A federal judge in Newark, N.J., has ruled plaintiffs can pursue a class action suit alleging that Johnson & Johnson and Wal-Mart baby bath products are unfit for sale because they contain a banned chemical that could cause cancer.
U.S. District Judge Dennis Cavanaugh denied the companies' motions to dismiss for failure to state a claim, saying the plaintiffs had made a good enough case to seek economic damages on theories that the companies committed deceptive trade practices and breached an implied warranty.
The allegations about Johnson & Johnson's Baby Shampoo and Wal-Mart's Equate Tearless Baby Wash do not say anyone has been harmed, and two of the three allegedly hazardous chemicals in the products have not been banned by the Food and Drug Administration for use in cosmetics.
But since 1989 the FDA has banned use of the third chemical, methylene chloride, and that gives the plaintiffs standing to make a case that the sale of the products caused economic damages to purchasers, Cavanaugh ruled in Levinson v. Johnson & Johnson Consumer Companies, 09-3317.
The suit, on behalf of two women from St. Louis, is one of four putative class actions filed by law firm Keller Rohrback of Seattle against baby shampoo and soap manufacturers last year. The suits followed a March 2009 report by a Washington, D.C., health advocacy group, Campaign for Safe Cosmetics, that tests found traces of methylene chloride, formaldehyde and a chemical called 1,4-dioxane in various products.
The suit says independent testing also showed the chemicals were in the product and that the presence was not disclosed by the companies.
In their briefs, the companies did not dispute the allegation that the products contained traces of the chemicals. But they assert that no one was harmed and the suits don't allege that anyone had been harmed.
"Millions of parents and caregivers have bought and used Johnson's Baby Shampoo without any incident or injury to their children," Daniel Carroll of Drinker Biddle & Reath in Florham Park, N.J., said in a brief. And people continue to use the 50-year-old product around the world every day without harm, the brief added.
Cavanaugh ruled the plaintiffs lacked standing to bring claims for economic damages for the use of the two chemicals permitted in cosmetics by the FDA.
But the plaintiffs do have standing to sue over the presence of methylene chloride because it is subject to a specific legal prohibition, he held.

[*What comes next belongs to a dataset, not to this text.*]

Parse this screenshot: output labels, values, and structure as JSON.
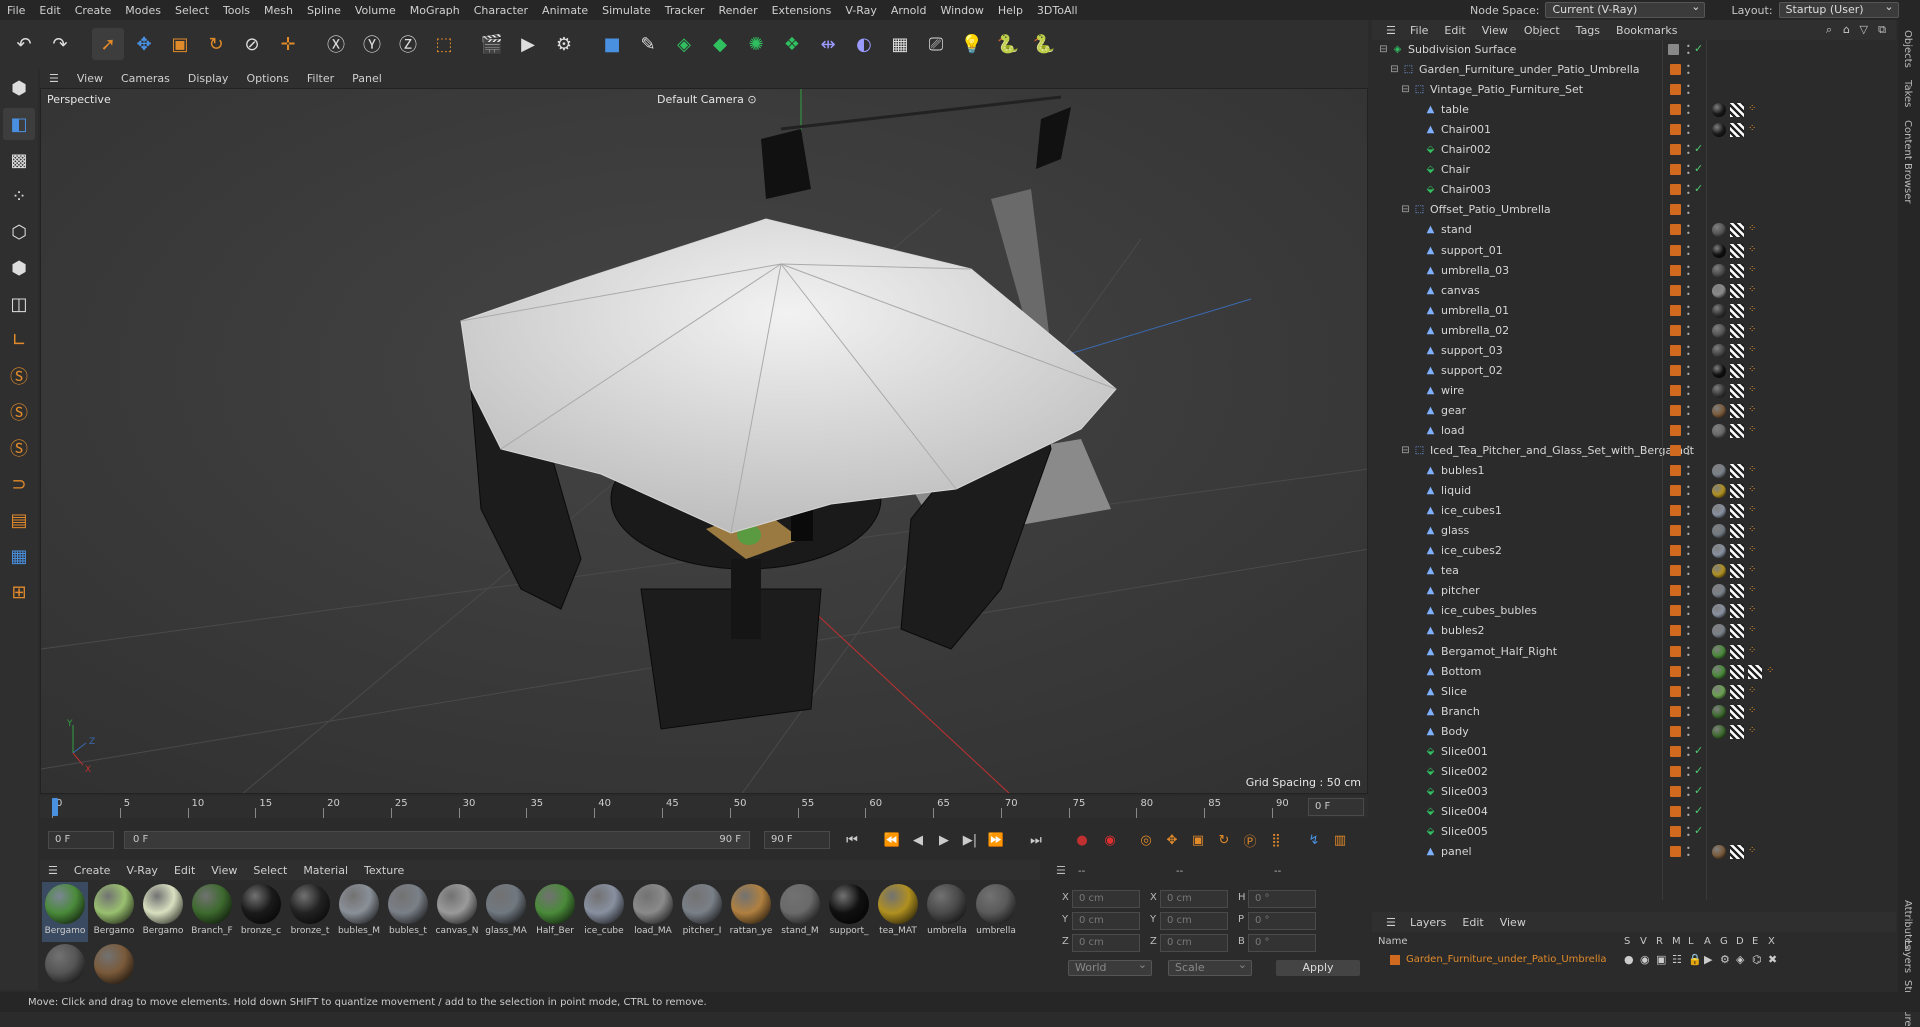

The deceptive trade practices claim survived because Cavanaugh chose to apply the law of Missouri, the plaintiffs' home state, rather than New Jersey law.
In New Jersey, consumer fraud claims arising from the sale of defective products are covered by the Product Liability Act, and liability under that act requires proof of harm.

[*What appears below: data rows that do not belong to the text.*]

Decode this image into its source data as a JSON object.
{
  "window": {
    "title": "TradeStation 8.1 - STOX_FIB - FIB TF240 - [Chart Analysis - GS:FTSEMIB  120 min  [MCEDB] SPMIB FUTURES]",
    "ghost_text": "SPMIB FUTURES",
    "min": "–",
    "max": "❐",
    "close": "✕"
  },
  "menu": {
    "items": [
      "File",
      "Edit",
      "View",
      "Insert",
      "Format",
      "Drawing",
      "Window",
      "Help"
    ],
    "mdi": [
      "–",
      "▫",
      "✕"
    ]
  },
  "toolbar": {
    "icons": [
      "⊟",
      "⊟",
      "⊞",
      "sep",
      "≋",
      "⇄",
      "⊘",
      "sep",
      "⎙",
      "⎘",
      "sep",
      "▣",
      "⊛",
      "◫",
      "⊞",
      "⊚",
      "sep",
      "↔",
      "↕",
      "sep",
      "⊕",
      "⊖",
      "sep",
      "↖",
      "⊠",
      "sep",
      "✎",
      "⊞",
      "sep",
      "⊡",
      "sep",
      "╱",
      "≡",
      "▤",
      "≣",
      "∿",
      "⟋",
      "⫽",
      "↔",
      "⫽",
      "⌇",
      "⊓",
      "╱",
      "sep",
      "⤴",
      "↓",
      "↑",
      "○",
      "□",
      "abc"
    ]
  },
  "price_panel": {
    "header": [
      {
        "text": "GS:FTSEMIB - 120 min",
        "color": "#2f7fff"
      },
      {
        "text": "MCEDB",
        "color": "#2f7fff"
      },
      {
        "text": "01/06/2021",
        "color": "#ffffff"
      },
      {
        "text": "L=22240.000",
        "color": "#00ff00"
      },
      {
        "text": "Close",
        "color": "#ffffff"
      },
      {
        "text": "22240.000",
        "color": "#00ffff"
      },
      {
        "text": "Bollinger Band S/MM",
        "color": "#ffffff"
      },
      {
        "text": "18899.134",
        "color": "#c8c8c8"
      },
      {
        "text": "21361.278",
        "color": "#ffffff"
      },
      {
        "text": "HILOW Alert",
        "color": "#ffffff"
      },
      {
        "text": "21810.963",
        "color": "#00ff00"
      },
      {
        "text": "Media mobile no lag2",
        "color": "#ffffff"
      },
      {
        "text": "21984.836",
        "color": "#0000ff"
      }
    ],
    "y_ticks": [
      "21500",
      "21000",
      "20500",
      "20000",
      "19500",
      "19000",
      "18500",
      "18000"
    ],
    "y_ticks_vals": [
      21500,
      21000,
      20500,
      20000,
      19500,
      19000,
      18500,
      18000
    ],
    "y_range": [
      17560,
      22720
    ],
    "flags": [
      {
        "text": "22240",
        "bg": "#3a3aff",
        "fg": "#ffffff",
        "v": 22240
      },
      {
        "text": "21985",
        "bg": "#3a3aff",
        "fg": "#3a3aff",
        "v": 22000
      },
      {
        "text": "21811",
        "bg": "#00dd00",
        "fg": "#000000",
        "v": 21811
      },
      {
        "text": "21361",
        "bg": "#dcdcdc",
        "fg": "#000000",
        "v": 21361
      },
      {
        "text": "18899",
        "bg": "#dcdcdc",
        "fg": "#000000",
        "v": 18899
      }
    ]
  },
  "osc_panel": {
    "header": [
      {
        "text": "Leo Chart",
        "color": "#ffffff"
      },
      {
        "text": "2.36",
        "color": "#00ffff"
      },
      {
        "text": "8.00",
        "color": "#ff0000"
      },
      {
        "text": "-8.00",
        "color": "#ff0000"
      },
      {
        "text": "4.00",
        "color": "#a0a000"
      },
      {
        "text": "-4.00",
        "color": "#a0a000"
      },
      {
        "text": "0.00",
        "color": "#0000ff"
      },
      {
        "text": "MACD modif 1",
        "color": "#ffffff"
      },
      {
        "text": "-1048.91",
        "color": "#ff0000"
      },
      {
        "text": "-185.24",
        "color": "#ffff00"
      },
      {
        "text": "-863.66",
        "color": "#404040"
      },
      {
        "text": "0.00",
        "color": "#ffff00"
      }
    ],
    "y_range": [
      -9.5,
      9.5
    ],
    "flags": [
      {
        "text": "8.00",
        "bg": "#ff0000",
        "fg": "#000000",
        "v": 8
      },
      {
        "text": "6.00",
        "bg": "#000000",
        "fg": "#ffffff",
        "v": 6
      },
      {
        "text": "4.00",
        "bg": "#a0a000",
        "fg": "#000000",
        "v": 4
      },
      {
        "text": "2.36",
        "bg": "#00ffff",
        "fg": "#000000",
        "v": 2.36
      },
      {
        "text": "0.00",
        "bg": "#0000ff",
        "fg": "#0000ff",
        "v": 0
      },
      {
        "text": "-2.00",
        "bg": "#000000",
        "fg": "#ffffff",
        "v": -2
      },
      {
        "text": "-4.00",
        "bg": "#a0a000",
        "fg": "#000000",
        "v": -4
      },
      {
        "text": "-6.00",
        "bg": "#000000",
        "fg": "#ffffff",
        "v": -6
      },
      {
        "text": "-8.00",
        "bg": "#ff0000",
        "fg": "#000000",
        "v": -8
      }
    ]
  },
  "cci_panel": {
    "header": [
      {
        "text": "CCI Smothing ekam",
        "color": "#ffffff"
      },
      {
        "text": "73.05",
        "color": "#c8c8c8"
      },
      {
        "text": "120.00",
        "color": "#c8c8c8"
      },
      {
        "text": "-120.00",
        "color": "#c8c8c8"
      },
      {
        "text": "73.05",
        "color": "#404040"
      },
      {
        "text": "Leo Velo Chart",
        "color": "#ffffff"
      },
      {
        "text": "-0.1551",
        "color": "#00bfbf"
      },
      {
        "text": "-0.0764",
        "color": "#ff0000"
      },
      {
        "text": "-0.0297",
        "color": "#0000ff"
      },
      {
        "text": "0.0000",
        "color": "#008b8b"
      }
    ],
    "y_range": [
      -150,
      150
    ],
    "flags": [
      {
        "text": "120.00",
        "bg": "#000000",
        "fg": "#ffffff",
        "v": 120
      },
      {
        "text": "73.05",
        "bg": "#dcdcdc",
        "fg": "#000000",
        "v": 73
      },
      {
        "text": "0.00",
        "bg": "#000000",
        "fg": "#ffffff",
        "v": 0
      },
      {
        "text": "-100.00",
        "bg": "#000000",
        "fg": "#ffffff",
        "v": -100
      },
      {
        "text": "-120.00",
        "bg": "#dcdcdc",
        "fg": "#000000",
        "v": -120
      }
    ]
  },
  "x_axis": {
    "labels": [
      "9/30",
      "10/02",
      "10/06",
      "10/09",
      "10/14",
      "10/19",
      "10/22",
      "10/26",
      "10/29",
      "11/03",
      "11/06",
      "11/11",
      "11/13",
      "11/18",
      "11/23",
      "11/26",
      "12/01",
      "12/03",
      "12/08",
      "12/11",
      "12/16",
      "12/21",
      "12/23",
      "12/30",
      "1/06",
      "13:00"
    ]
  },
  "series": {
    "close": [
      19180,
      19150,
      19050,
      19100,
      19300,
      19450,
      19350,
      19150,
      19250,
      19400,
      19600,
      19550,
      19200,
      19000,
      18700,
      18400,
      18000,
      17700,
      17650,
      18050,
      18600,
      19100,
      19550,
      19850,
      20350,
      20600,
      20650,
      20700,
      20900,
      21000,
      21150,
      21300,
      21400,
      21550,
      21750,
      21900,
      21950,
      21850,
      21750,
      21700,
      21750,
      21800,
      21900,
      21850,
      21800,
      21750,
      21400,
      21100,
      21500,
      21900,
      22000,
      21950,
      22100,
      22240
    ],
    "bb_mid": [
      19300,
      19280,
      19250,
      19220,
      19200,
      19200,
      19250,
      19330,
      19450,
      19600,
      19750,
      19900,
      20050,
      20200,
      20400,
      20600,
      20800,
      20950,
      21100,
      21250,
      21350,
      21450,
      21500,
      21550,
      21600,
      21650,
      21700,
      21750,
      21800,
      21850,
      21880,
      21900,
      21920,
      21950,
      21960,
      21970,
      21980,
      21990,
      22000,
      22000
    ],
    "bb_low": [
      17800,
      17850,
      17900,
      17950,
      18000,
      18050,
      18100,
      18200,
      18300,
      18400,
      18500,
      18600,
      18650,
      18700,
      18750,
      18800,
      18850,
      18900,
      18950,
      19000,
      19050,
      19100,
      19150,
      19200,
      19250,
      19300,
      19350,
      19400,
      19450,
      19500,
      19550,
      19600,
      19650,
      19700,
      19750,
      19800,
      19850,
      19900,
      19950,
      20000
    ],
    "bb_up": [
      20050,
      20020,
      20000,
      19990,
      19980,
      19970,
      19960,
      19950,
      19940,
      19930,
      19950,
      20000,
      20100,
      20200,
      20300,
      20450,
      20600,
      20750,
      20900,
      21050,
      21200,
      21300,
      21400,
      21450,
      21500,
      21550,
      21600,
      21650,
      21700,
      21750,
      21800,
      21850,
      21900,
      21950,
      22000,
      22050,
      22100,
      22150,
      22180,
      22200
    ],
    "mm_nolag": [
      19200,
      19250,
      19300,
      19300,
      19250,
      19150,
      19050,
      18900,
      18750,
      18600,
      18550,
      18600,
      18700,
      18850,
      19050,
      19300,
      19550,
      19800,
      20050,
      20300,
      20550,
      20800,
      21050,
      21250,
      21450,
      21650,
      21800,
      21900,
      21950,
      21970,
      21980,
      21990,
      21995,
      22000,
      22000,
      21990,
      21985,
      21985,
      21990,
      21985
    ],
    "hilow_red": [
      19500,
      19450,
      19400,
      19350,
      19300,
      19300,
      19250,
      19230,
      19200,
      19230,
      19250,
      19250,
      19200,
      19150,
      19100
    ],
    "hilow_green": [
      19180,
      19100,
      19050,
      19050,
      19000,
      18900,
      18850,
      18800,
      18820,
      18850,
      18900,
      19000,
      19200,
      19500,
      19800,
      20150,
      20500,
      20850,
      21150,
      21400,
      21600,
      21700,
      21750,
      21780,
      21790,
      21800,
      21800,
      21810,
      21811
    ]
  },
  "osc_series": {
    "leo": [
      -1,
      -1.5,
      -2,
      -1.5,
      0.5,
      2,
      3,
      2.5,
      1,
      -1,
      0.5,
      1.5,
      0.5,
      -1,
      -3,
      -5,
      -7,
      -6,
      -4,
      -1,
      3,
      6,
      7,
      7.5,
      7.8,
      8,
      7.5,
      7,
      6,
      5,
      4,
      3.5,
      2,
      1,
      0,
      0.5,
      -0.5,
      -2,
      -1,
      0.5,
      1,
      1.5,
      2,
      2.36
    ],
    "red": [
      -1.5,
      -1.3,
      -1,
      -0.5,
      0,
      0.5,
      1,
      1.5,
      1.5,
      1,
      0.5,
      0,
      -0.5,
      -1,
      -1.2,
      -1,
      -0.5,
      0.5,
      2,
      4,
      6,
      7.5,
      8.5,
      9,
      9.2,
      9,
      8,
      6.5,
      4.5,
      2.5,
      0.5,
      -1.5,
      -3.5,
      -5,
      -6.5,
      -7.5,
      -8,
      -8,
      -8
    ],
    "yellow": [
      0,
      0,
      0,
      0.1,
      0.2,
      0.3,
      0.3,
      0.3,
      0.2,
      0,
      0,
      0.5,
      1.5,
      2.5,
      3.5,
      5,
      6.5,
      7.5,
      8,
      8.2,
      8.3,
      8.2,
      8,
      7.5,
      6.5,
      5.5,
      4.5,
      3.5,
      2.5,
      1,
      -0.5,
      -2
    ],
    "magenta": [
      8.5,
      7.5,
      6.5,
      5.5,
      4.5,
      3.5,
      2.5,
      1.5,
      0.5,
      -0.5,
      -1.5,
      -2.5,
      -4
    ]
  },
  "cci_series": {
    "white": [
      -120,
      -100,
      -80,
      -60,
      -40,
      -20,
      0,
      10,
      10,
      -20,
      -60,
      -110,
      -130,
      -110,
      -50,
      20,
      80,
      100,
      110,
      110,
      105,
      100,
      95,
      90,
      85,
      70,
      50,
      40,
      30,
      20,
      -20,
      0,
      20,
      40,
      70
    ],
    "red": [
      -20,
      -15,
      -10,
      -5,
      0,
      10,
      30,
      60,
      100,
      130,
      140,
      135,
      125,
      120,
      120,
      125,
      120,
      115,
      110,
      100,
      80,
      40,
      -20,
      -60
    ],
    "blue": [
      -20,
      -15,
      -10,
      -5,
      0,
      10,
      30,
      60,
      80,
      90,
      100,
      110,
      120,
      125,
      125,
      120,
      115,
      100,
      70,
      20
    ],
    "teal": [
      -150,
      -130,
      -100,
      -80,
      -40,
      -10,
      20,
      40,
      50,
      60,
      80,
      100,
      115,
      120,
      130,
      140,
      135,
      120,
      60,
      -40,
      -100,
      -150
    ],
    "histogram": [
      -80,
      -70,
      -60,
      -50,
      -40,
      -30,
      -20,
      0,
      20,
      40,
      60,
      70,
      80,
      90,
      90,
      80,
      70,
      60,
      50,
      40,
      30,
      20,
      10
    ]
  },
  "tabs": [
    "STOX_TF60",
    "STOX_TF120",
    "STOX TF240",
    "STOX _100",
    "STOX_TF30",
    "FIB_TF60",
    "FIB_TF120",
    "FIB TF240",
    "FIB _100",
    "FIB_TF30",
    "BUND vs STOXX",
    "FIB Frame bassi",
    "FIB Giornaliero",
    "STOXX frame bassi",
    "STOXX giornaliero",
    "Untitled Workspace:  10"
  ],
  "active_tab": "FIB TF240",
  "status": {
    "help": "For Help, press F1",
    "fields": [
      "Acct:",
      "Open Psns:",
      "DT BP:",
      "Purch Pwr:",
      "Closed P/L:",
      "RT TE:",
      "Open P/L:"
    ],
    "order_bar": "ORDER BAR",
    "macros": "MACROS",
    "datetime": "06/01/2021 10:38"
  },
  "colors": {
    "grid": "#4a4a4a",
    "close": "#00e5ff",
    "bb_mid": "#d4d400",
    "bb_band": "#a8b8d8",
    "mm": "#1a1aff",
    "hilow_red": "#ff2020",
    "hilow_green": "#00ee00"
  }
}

"The Court does not agree that articulating a claim in terms of pure economic harm where the core issue is the potential injury arising as a consequence of the products' allegedly harmful chemicals converts the underlying defective product claim into an independent and unrelated consumer fraud issue," Cavanaugh ruled.

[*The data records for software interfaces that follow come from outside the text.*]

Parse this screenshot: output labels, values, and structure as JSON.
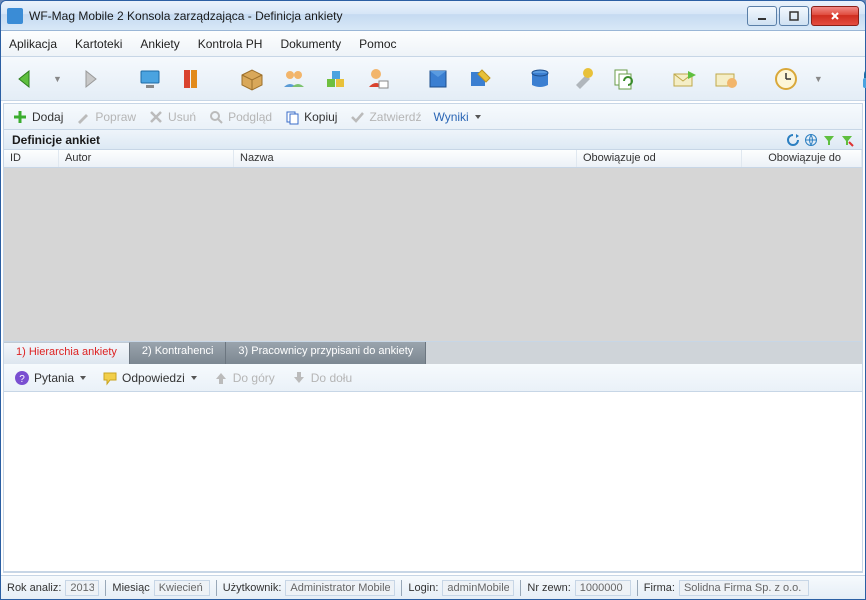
{
  "title": "WF-Mag Mobile 2 Konsola zarządzająca - Definicja ankiety",
  "menu": [
    "Aplikacja",
    "Kartoteki",
    "Ankiety",
    "Kontrola PH",
    "Dokumenty",
    "Pomoc"
  ],
  "actions": {
    "dodaj": "Dodaj",
    "popraw": "Popraw",
    "usun": "Usuń",
    "podglad": "Podgląd",
    "kopiuj": "Kopiuj",
    "zatwierdz": "Zatwierdź",
    "wyniki": "Wyniki"
  },
  "section_title": "Definicje ankiet",
  "columns": {
    "id": "ID",
    "autor": "Autor",
    "nazwa": "Nazwa",
    "od": "Obowiązuje od",
    "do": "Obowiązuje do"
  },
  "tabs": {
    "t1": "1) Hierarchia ankiety",
    "t2": "2) Kontrahenci",
    "t3": "3) Pracownicy przypisani do ankiety"
  },
  "panel_actions": {
    "pytania": "Pytania",
    "odpowiedzi": "Odpowiedzi",
    "dogory": "Do góry",
    "dodolu": "Do dołu"
  },
  "status": {
    "rok_label": "Rok analiz:",
    "rok_value": "2013",
    "miesiac_label": "Miesiąc",
    "miesiac_value": "Kwiecień",
    "uzytkownik_label": "Użytkownik:",
    "uzytkownik_value": "Administrator Mobile",
    "login_label": "Login:",
    "login_value": "adminMobile",
    "nrzewn_label": "Nr zewn:",
    "nrzewn_value": "1000000",
    "firma_label": "Firma:",
    "firma_value": "Solidna Firma Sp. z o.o."
  }
}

The principle comes from Sinclair v. Merck & Co., 195 N.J. 51 (2008), a New Jersey Supreme Court ruling that said claims that painkiller Vioxx caused risk of heart attacks could be pursued under the Product Liability Act, but not the Consumer Fraud Act.
The Missouri Merchandising Practices Act, however, does allow recovery for economic damages arising from any merchandise in trade or commerce. And because the plaintiffs are from Missouri, that state's law applies to the case, Cavanaugh ruled.
He also declined to disturb a claim for violation of a breach of implied warranty but did dismiss a claim for unjust enrichment.
According to the suits, the FDA banned the use of methylene chloride in 1989 because its presence threatens an elevated risk of cancer. If the substance occurs as a byproduct of other chemical reactions within a product, it can be removed by a process called "vacuum stripping," but the defendants chose not to do so, the suits say.
Similar suits are pending against Gerber Products Company, Kimberly-Clark and Proctor & Gamble Distributing.
Plaintiffs lawyer Gretchen Cappio says it's too early to tell, given the number of similar cases pending, what the damage claim or size of the class might be.
"We are heartened by Judge Cavanaugh's ruling," she says. "The court recognized that plaintiffs stated viable claims under Missouri state law and may proceed with their lawsuit."
Carroll declined to comment for Johnson & Johnson.
Wal-Mart counsel David Sellinger, of Greenberg Traurig in Florham Park, referred a reporter's call to Greg Rossiter, a spokesman for Wal-Mart, who says, "Wal-Mart sells millions of safe, affordable quality products to customers every day and while we can't comment specifically on this case, we're pleased that the judge had significantly narrowed the plaintiffs claims."